(Page and application data records)
- - - - - - -

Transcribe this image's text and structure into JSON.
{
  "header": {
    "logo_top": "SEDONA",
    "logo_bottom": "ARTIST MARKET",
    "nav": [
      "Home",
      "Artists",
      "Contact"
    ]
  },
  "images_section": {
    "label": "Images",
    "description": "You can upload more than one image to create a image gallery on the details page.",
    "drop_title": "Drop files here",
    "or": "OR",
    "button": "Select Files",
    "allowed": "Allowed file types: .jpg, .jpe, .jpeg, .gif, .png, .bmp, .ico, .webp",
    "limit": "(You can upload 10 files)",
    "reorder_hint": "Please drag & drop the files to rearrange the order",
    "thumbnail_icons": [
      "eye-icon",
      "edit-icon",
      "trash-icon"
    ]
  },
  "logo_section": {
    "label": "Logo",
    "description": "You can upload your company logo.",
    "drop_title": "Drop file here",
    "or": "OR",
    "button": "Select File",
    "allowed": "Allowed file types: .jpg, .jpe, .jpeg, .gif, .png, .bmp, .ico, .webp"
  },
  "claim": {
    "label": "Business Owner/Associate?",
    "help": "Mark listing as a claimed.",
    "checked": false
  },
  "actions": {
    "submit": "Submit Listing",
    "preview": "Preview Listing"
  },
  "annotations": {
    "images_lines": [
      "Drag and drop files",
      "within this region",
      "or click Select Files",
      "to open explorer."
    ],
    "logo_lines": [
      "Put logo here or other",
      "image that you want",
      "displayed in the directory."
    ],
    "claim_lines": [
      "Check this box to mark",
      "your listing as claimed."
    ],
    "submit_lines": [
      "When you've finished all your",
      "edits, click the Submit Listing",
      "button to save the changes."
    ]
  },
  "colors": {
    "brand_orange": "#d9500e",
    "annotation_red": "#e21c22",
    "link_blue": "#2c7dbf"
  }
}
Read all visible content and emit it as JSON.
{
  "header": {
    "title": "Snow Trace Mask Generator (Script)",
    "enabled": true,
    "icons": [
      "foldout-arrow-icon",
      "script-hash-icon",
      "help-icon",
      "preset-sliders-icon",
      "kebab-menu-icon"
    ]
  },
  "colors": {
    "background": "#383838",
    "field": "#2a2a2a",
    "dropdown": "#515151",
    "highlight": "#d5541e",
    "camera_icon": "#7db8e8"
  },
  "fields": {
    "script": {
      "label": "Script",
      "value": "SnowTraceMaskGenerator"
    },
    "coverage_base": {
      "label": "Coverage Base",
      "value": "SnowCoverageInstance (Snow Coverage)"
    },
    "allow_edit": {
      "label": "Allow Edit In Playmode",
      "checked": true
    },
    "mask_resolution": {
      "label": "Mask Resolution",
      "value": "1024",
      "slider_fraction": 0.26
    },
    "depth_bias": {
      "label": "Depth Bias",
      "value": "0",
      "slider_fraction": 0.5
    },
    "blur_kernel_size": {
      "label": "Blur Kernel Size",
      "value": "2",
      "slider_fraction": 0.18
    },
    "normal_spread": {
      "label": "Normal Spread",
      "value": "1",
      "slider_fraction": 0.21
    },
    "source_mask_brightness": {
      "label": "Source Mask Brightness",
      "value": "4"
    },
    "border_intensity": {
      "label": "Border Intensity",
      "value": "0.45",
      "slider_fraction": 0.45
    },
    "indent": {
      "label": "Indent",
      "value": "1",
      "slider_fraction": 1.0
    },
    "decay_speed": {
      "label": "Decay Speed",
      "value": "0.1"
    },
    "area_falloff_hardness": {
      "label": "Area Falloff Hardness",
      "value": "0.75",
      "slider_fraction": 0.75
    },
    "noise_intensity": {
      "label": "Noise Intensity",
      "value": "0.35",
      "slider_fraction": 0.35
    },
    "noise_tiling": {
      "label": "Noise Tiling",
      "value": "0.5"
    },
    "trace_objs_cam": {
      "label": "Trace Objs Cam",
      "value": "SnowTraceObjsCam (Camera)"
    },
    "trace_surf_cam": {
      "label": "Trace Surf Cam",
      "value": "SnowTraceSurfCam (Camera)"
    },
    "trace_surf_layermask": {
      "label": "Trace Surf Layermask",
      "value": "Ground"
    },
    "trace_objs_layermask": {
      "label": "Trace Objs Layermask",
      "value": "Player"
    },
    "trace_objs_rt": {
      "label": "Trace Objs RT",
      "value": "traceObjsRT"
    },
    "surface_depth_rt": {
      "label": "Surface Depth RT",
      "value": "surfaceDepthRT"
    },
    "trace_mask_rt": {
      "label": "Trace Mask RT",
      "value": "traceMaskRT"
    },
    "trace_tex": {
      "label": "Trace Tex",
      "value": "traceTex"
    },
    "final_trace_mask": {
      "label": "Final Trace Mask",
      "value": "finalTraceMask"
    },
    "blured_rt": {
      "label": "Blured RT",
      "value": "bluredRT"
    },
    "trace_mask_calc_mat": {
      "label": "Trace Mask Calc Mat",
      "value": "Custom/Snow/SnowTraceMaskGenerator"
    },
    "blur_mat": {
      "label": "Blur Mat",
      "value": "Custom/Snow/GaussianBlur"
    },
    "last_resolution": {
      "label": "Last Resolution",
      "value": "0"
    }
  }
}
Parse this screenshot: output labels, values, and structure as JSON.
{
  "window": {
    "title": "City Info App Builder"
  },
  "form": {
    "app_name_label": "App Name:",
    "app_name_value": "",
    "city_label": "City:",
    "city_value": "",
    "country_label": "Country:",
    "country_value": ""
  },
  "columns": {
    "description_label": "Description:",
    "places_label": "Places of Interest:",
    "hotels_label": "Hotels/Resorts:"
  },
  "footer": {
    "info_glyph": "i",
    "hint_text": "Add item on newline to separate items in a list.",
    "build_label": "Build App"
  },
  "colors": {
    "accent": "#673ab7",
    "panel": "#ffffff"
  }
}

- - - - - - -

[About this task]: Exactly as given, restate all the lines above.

[Output of the task]:
Transcribe this image's text and structure into JSON.
{
  "header": {
    "logo_top": "SEDONA",
    "logo_bottom": "ARTIST MARKET",
    "nav": [
      "Home",
      "Artists",
      "Contact"
    ]
  },
  "images_section": {
    "label": "Images",
    "description": "You can upload more than one image to create a image gallery on the details page.",
    "drop_title": "Drop files here",
    "or": "OR",
    "button": "Select Files",
    "allowed": "Allowed file types: .jpg, .jpe, .jpeg, .gif, .png, .bmp, .ico, .webp",
    "limit": "(You can upload 10 files)",
    "reorder_hint": "Please drag & drop the files to rearrange the order",
    "thumbnail_icons": [
      "eye-icon",
      "edit-icon",
      "trash-icon"
    ]
  },
  "logo_section": {
    "label": "Logo",
    "description": "You can upload your company logo.",
    "drop_title": "Drop file here",
    "or": "OR",
    "button": "Select File",
    "allowed": "Allowed file types: .jpg, .jpe, .jpeg, .gif, .png, .bmp, .ico, .webp"
  },
  "claim": {
    "label": "Business Owner/Associate?",
    "help": "Mark listing as a claimed.",
    "checked": false
  },
  "actions": {
    "submit": "Submit Listing",
    "preview": "Preview Listing"
  },
  "annotations": {
    "images_lines": [
      "Drag and drop files",
      "within this region",
      "or click Select Files",
      "to open explorer."
    ],
    "logo_lines": [
      "Put logo here or other",
      "image that you want",
      "displayed in the directory."
    ],
    "claim_lines": [
      "Check this box to mark",
      "your listing as claimed."
    ],
    "submit_lines": [
      "When you've finished all your",
      "edits, click the Submit Listing",
      "button to save the changes."
    ]
  },
  "colors": {
    "brand_orange": "#d9500e",
    "annotation_red": "#e21c22",
    "link_blue": "#2c7dbf"
  }
}
Read all visible content and emit it as JSON.
{
  "header": {
    "title": "Snow Trace Mask Generator (Script)",
    "enabled": true,
    "icons": [
      "foldout-arrow-icon",
      "script-hash-icon",
      "help-icon",
      "preset-sliders-icon",
      "kebab-menu-icon"
    ]
  },
  "colors": {
    "background": "#383838",
    "field": "#2a2a2a",
    "dropdown": "#515151",
    "highlight": "#d5541e",
    "camera_icon": "#7db8e8"
  },
  "fields": {
    "script": {
      "label": "Script",
      "value": "SnowTraceMaskGenerator"
    },
    "coverage_base": {
      "label": "Coverage Base",
      "value": "SnowCoverageInstance (Snow Coverage)"
    },
    "allow_edit": {
      "label": "Allow Edit In Playmode",
      "checked": true
    },
    "mask_resolution": {
      "label": "Mask Resolution",
      "value": "1024",
      "slider_fraction": 0.26
    },
    "depth_bias": {
      "label": "Depth Bias",
      "value": "0",
      "slider_fraction": 0.5
    },
    "blur_kernel_size": {
      "label": "Blur Kernel Size",
      "value": "2",
      "slider_fraction": 0.18
    },
    "normal_spread": {
      "label": "Normal Spread",
      "value": "1",
      "slider_fraction": 0.21
    },
    "source_mask_brightness": {
      "label": "Source Mask Brightness",
      "value": "4"
    },
    "border_intensity": {
      "label": "Border Intensity",
      "value": "0.45",
      "slider_fraction": 0.45
    },
    "indent": {
      "label": "Indent",
      "value": "1",
      "slider_fraction": 1.0
    },
    "decay_speed": {
      "label": "Decay Speed",
      "value": "0.1"
    },
    "area_falloff_hardness": {
      "label": "Area Falloff Hardness",
      "value": "0.75",
      "slider_fraction": 0.75
    },
    "noise_intensity": {
      "label": "Noise Intensity",
      "value": "0.35",
      "slider_fraction": 0.35
    },
    "noise_tiling": {
      "label": "Noise Tiling",
      "value": "0.5"
    },
    "trace_objs_cam": {
      "label": "Trace Objs Cam",
      "value": "SnowTraceObjsCam (Camera)"
    },
    "trace_surf_cam": {
      "label": "Trace Surf Cam",
      "value": "SnowTraceSurfCam (Camera)"
    },
    "trace_surf_layermask": {
      "label": "Trace Surf Layermask",
      "value": "Ground"
    },
    "trace_objs_layermask": {
      "label": "Trace Objs Layermask",
      "value": "Player"
    },
    "trace_objs_rt": {
      "label": "Trace Objs RT",
      "value": "traceObjsRT"
    },
    "surface_depth_rt": {
      "label": "Surface Depth RT",
      "value": "surfaceDepthRT"
    },
    "trace_mask_rt": {
      "label": "Trace Mask RT",
      "value": "traceMaskRT"
    },
    "trace_tex": {
      "label": "Trace Tex",
      "value": "traceTex"
    },
    "final_trace_mask": {
      "label": "Final Trace Mask",
      "value": "finalTraceMask"
    },
    "blured_rt": {
      "label": "Blured RT",
      "value": "bluredRT"
    },
    "trace_mask_calc_mat": {
      "label": "Trace Mask Calc Mat",
      "value": "Custom/Snow/SnowTraceMaskGenerator"
    },
    "blur_mat": {
      "label": "Blur Mat",
      "value": "Custom/Snow/GaussianBlur"
    },
    "last_resolution": {
      "label": "Last Resolution",
      "value": "0"
    }
  }
}
Parse this screenshot: output labels, values, and structure as JSON.
{
  "window": {
    "title": "City Info App Builder"
  },
  "form": {
    "app_name_label": "App Name:",
    "app_name_value": "",
    "city_label": "City:",
    "city_value": "",
    "country_label": "Country:",
    "country_value": ""
  },
  "columns": {
    "description_label": "Description:",
    "places_label": "Places of Interest:",
    "hotels_label": "Hotels/Resorts:"
  },
  "footer": {
    "info_glyph": "i",
    "hint_text": "Add item on newline to separate items in a list.",
    "build_label": "Build App"
  },
  "colors": {
    "accent": "#673ab7",
    "panel": "#ffffff"
  }
}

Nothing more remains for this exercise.